Collected data
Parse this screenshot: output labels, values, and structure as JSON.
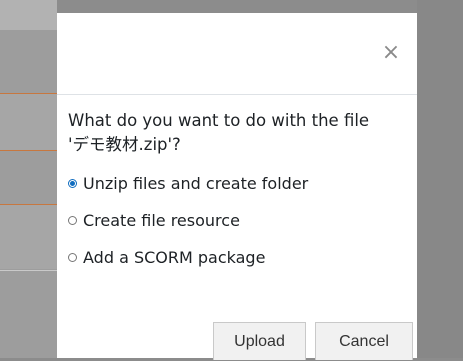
{
  "dialog": {
    "close_symbol": "×",
    "question_line1": "What do you want to do with the file",
    "question_line2": "'デモ教材.zip'?",
    "options": [
      {
        "label": "Unzip files and create folder",
        "selected": true
      },
      {
        "label": "Create file resource",
        "selected": false
      },
      {
        "label": "Add a SCORM package",
        "selected": false
      }
    ],
    "buttons": {
      "upload": "Upload",
      "cancel": "Cancel"
    }
  },
  "colors": {
    "accent": "#0f6cbf",
    "orange_line": "#c7773f"
  }
}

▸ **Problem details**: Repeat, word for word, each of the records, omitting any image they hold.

▸ **Problem solution**:
Parse this screenshot: output labels, values, and structure as JSON.
{
  "dialog": {
    "close_symbol": "×",
    "question_line1": "What do you want to do with the file",
    "question_line2": "'デモ教材.zip'?",
    "options": [
      {
        "label": "Unzip files and create folder",
        "selected": true
      },
      {
        "label": "Create file resource",
        "selected": false
      },
      {
        "label": "Add a SCORM package",
        "selected": false
      }
    ],
    "buttons": {
      "upload": "Upload",
      "cancel": "Cancel"
    }
  },
  "colors": {
    "accent": "#0f6cbf",
    "orange_line": "#c7773f"
  }
}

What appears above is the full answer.